The price of Pibs has generally tended to rise, reflecting the relatively high interest rates prevailing when most of them were issued five to six years ago.
As our table shows, gross returns are now between 7.6 and 7.99 per cent for all issues. Are they a good bargain?
Justin Urquart-Stewart, a director at Barclays Stockbrokers, warns: "The market for Pibs is linked to interest rates. Speculation [over conversion to bank status] may be driving their prices up, but if the wave of demutalisation slows down and interest rates rise, prices could suffer.
"Remember, when you buy Pibs you are really buying a stream of future income. If the price of Pibs falls, you may not get back the purchase price."
Of course, were the price of Pibs to fall, the income receivable from the shares would go up correspondingly.
Pibs are not subject to capital gains tax, but neither can they be placed in a PEP, the wrapper used to protect many investments from tax.
Income is not guaranteed, while payments can be suspended if the society decides that making them puts its solvency at risk. If the society is wound up then owners of Pibs come last on the list to be repaid, after depositors and other creditors.
Mr Urquart-Stewart concedes: "This is unlikely. The investment is low risk." He adds, however: "These are a dying breed of investment, never much traded, or very popular, and rather left out in the cold by corporate- bond PEPs. They represent another way into windfalls, but a lot depends on the pace of future demutualisation."
Not everyone agrees with this assessment. Last year JP Cairngorm Asset Management, a small Scottish fund management company, launched a Building Society Investment Trust to buy into Pibs and related bank bonds.

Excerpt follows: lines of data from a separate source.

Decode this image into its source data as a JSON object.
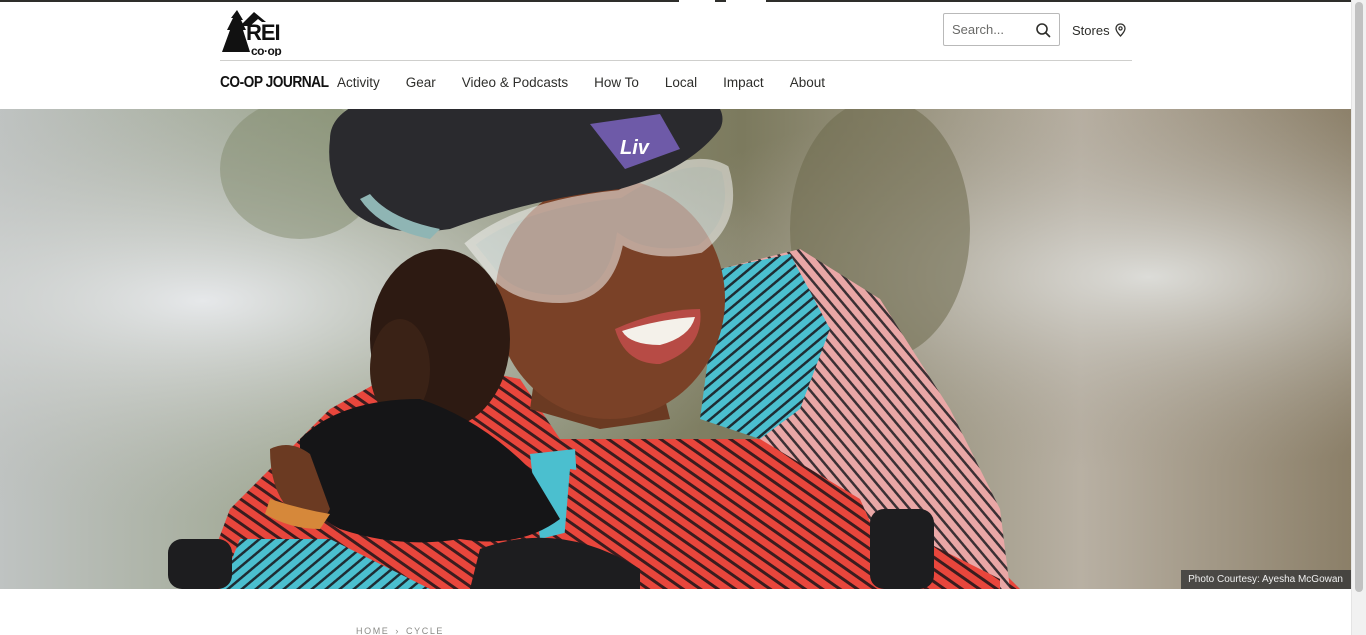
{
  "brand": {
    "logo_text": "REI co-op",
    "journal_label": "CO-OP JOURNAL"
  },
  "header": {
    "search": {
      "placeholder": "Search...",
      "value": ""
    },
    "stores_label": "Stores"
  },
  "nav": {
    "items": [
      {
        "label": "Activity"
      },
      {
        "label": "Gear"
      },
      {
        "label": "Video & Podcasts"
      },
      {
        "label": "How To"
      },
      {
        "label": "Local"
      },
      {
        "label": "Impact"
      },
      {
        "label": "About"
      }
    ]
  },
  "hero": {
    "photo_credit": "Photo Courtesy: Ayesha McGowan",
    "helmet_brand": "Liv"
  },
  "breadcrumb": {
    "items": [
      "HOME",
      "CYCLE"
    ],
    "separator": "›"
  },
  "colors": {
    "text": "#2e2e2b",
    "jersey_red": "#e8463c",
    "jersey_teal": "#4bbfcf",
    "helmet": "#2a2a2e"
  }
}
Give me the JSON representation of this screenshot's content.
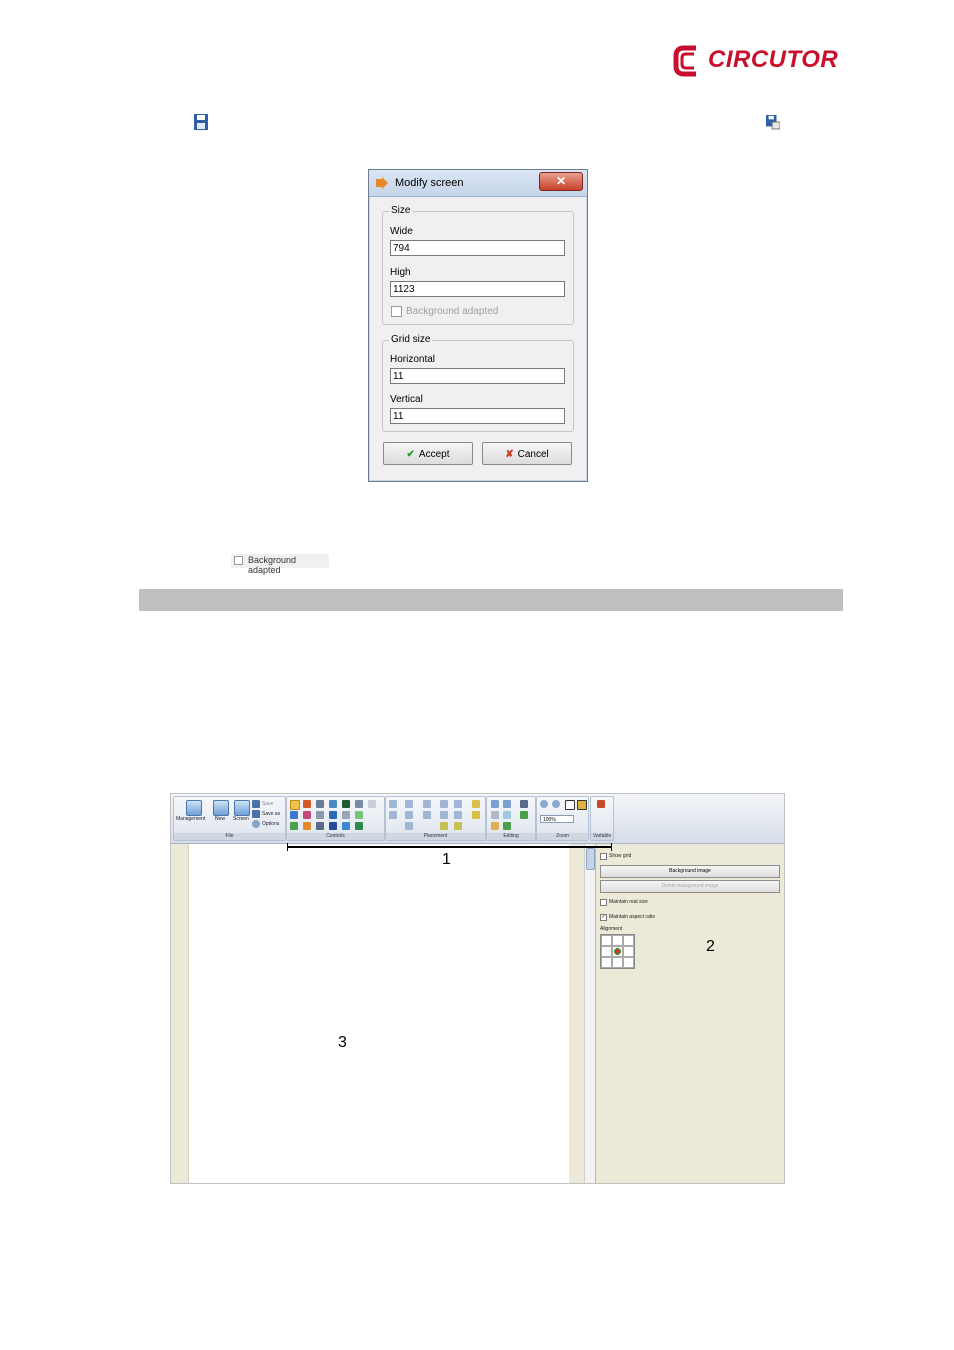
{
  "logo": {
    "text": "CIRCUTOR",
    "color": "#c8102e"
  },
  "dialog": {
    "title": "Modify screen",
    "close_label": "✕",
    "size_group": "Size",
    "wide_label": "Wide",
    "wide_value": "794",
    "high_label": "High",
    "high_value": "1123",
    "background_adapted": "Background adapted",
    "grid_group": "Grid size",
    "horizontal_label": "Horizontal",
    "horizontal_value": "11",
    "vertical_label": "Vertical",
    "vertical_value": "11",
    "accept_label": "Accept",
    "cancel_label": "Cancel"
  },
  "snippet": {
    "background_adapted": "Background adapted"
  },
  "app": {
    "ribbon": {
      "file": {
        "label": "File",
        "management": "Management",
        "new": "New",
        "screen": "Screen",
        "save": "Save",
        "save_as": "Save as",
        "options": "Options"
      },
      "controls_label": "Controls",
      "placement_label": "Placement",
      "editing_label": "Editing",
      "zoom": {
        "label": "Zoom",
        "value": "100%"
      },
      "vartable_label": "Vartable"
    },
    "panel": {
      "show_grid": "Show grid",
      "background_image": "Background image",
      "delete_background_image": "Delete background image",
      "maintain_real_size": "Maintain real size",
      "maintain_aspect_ratio": "Maintain aspect ratio",
      "alignment": "Alignment"
    },
    "callouts": {
      "one": "1",
      "two": "2",
      "three": "3"
    }
  }
}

Chairman Ken Murray points out: "It's a matter of when you buy and how you do it. The trust has holdings in all society Pibs. We therefore manage a portfolio. This should reduce risk for the investor."
The Cairngorm trust is split into 10 subsidiary trusts, a structure designed to maximise the return from windfalls. Shares are currently trading at around pounds 9.40 for 10, with an estimated net asset value of between 113 and 115 pence per share, based on the current market for all stocks held, with a net yield of 4 per cent.
Mr Murray's strategic view is clear: "We expect demutualisation to continue as a trend."
Of course, predicting when a particular conversion will take place is impossible and societies are keen to dispel speculation.
Buying Pibs makes the purchaser a member of the society just like an account holder or borrower. This means that if the society demutualises, converting to bank status, all members may be due to participate in any windfall of shares or cash.
Most societies issuing Pibs give immediate membership to Pibs owners. Some may impose a minimum period on ownership as they do with account holders.
JP Cairngorm's trust hopes to benefit from this but Mr Murray accepts that windfalls are not guaranteed. The Building Society Act only makes provision for part of the society's funds or equivalent shares to be distributed among members, subject to rules of eligibility.
When demutualising, societies can therefore choose to distribute cash or shares. The law prevents cash windfalls to members of less than two years.
Neither are there any statutory rules on the qualifying period of membership for share windfalls. Although not likely, a society could backdate this to the date of first press speculation on demutualisation.
Moreover, the price of investing in Pibs can be at least as high as simply opening a speculators' account with a society.
In the case of Bradford & Bingley, minimum subscription is pounds 10,000, although for Britannia, Coventry and Skipton - all societies in the frame over possible conversion - minimum levels start at pounds 1,000.
The only certainty of investing in Pibs is the future income they will pay. Those suffering windfall fever should take an aspirin and find qualified advice from a stockbroker.
Barclays Stockbrokers, which specialises in Pibs, can be contacted on 0345 777 4000.